Dementia is a collective term for various dementia diseases, the most common of which is Alzheimer’s disease and vascular dementia, caused by stroke or brain haemorrhage. Over 77,000 people in Norway are affected by dementia.
14 units a week
The study is based on figures from a large British database, and there is a group of French researchers, led by Severine Sabia, who have analyzed the figures, writes TIME Magazine.
In total, around 9,000 people aged 35 to 55 were followed for 23 years. It turned out that there were two groups at increased risk of developing dementia: those who drank more than 14 alcohol units a week and those who were totally abstinent/of/not drinking at all..
However, among those who drank between 1 and 14 units a week, the researchers found no increased risk of dementia.
Geir Selbæk, psychiatry research manager at Aging and Health, describes the study as good and believes there is certainly reason to take the results seriously.
- The most interesting thing about the study is that it clearly shows the reason why being totally held increases the risk of dementia, namely the development of cardiovascular disease. Moderate alcohol intake reduces the risk of developing cardiovascular disease compared to being totally abstinent, Selbæk told Nettavisen.
High alcohol consumption is one of the strongest risk factors for developing dementia, Selbæk states.
Last winter, a large French study was published showing a strong association between high alcohol consumption and early dementia. The study is the largest of its kind, where researchers looked at data from over a million adults with dementia.
Of the 57,000 cases researchers found from early dementia (before age 65), 57 percent were related to high alcohol consumption.
The World Health Organization defines high alcohol consumption as 60 grams of pure alcohol per day for men (four to five standard drinks) and 40 grams per woman (three standard drinks).
The numbers cannot be compared
The study recently published in the BMJ shows that those who drank more than 14 alcohol units a week had a 40 percent increased risk of dementia compared to those who drank less.

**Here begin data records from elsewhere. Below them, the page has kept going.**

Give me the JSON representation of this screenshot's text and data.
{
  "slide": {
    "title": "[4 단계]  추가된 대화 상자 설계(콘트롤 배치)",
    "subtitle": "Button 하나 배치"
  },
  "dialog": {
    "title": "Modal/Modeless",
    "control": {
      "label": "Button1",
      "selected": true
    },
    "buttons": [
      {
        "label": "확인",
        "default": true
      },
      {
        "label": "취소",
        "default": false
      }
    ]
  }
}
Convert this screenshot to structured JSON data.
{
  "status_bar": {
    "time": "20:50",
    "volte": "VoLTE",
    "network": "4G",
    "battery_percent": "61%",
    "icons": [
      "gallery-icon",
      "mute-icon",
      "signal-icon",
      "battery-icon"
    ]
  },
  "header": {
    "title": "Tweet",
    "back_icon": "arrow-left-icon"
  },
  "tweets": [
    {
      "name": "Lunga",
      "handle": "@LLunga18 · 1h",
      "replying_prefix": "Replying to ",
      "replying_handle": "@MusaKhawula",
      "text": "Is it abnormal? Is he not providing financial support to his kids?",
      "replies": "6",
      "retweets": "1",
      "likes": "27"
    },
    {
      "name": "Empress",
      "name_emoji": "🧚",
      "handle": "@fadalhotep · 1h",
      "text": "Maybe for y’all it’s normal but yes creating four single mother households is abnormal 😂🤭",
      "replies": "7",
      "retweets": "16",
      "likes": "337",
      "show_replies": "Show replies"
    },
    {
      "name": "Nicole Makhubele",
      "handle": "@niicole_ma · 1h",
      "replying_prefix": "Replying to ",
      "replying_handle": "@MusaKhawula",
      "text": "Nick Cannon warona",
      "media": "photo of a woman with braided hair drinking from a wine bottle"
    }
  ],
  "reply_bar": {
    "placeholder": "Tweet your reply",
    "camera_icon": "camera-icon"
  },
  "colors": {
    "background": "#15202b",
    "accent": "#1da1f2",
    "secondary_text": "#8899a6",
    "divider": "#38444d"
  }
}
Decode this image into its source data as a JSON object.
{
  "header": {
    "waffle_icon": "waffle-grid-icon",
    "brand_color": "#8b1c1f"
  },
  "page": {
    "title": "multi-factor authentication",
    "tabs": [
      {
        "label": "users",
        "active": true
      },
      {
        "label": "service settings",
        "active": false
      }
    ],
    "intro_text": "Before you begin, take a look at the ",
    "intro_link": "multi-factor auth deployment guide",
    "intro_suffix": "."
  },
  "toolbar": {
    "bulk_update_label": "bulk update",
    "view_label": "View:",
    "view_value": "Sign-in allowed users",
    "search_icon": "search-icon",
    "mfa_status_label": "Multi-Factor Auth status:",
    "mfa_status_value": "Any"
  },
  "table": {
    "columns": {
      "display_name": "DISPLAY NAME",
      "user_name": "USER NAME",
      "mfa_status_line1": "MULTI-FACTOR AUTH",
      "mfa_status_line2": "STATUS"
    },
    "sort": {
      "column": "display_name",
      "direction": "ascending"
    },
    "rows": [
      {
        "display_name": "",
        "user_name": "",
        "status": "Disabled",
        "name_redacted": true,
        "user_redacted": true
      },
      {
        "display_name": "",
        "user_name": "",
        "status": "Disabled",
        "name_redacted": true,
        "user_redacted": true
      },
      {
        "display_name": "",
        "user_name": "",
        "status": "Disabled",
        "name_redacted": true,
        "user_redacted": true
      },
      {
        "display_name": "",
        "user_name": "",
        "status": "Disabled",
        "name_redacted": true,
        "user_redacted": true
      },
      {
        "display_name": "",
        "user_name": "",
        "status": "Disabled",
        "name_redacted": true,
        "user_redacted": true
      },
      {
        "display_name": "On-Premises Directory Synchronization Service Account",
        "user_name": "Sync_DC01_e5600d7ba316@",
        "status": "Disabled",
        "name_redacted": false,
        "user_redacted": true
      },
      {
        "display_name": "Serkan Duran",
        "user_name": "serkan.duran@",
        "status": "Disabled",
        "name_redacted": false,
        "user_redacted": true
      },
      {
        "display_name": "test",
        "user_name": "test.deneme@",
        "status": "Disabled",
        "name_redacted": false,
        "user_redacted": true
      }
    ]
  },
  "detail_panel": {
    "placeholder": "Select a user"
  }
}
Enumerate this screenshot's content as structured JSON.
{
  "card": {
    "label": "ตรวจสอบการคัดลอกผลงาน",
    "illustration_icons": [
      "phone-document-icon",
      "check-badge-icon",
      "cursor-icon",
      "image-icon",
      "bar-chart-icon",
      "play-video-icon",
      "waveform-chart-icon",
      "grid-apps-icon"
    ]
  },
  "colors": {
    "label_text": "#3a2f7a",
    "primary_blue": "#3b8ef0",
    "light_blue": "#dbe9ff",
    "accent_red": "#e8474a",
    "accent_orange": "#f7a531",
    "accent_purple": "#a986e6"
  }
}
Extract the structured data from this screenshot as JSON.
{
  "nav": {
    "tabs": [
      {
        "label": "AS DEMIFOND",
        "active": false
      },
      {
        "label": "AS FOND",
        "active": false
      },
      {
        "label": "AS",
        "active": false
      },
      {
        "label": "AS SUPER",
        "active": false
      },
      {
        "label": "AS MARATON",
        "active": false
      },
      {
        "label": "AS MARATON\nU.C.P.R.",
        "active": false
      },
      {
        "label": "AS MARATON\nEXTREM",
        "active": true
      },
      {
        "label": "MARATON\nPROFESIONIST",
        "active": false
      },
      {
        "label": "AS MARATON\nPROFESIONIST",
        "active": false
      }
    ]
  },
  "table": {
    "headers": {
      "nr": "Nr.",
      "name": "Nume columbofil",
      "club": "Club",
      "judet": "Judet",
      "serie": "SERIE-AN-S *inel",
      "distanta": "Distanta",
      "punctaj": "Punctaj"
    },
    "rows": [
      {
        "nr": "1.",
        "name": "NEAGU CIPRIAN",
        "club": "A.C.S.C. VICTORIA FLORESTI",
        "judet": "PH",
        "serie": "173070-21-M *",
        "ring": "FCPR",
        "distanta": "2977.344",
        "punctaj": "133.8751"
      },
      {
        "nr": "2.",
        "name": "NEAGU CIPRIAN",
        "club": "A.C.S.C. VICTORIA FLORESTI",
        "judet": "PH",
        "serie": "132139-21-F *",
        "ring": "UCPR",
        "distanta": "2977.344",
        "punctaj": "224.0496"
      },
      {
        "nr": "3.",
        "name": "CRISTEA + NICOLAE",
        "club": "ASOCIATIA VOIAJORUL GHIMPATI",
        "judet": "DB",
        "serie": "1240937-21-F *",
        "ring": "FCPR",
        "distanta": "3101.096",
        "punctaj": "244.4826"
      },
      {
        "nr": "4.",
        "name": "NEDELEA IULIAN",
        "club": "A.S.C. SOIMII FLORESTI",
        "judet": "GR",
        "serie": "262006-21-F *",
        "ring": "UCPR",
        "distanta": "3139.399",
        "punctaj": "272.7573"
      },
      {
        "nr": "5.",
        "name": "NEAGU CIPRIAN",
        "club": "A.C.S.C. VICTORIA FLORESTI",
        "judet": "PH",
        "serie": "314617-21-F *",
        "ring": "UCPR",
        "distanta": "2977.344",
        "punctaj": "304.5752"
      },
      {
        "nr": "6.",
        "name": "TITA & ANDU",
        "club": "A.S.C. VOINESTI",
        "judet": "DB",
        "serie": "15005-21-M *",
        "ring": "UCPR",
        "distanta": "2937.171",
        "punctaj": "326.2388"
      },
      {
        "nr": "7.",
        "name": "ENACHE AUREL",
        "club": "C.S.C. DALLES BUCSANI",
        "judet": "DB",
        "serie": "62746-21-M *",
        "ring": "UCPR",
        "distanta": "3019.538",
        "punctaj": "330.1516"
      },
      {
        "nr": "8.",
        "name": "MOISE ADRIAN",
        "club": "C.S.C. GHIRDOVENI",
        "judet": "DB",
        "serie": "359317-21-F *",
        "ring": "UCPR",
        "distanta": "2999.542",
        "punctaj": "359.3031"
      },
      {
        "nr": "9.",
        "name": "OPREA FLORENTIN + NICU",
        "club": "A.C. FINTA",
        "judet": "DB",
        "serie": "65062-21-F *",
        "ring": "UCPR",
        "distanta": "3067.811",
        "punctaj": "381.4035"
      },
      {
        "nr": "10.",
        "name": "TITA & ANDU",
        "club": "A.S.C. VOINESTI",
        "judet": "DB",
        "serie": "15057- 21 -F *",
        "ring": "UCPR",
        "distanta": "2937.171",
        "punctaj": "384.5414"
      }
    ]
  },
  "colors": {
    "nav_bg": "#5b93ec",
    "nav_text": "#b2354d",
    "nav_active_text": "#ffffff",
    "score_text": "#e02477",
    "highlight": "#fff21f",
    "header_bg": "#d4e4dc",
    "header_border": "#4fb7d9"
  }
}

At the same time, those who were in total held a 74 percent higher risk of developing dementia compared to those with a moderate alcohol intake.
- But these figures cannot be compared against each other. The group of people who drink more than 14 units a week is very composed. Some drink maybe 16 units per week, while others have a very high alcohol consumption, with more than 40 units per week, and as mentioned, this presents a very increased risk of dementia, Selbæk concludes.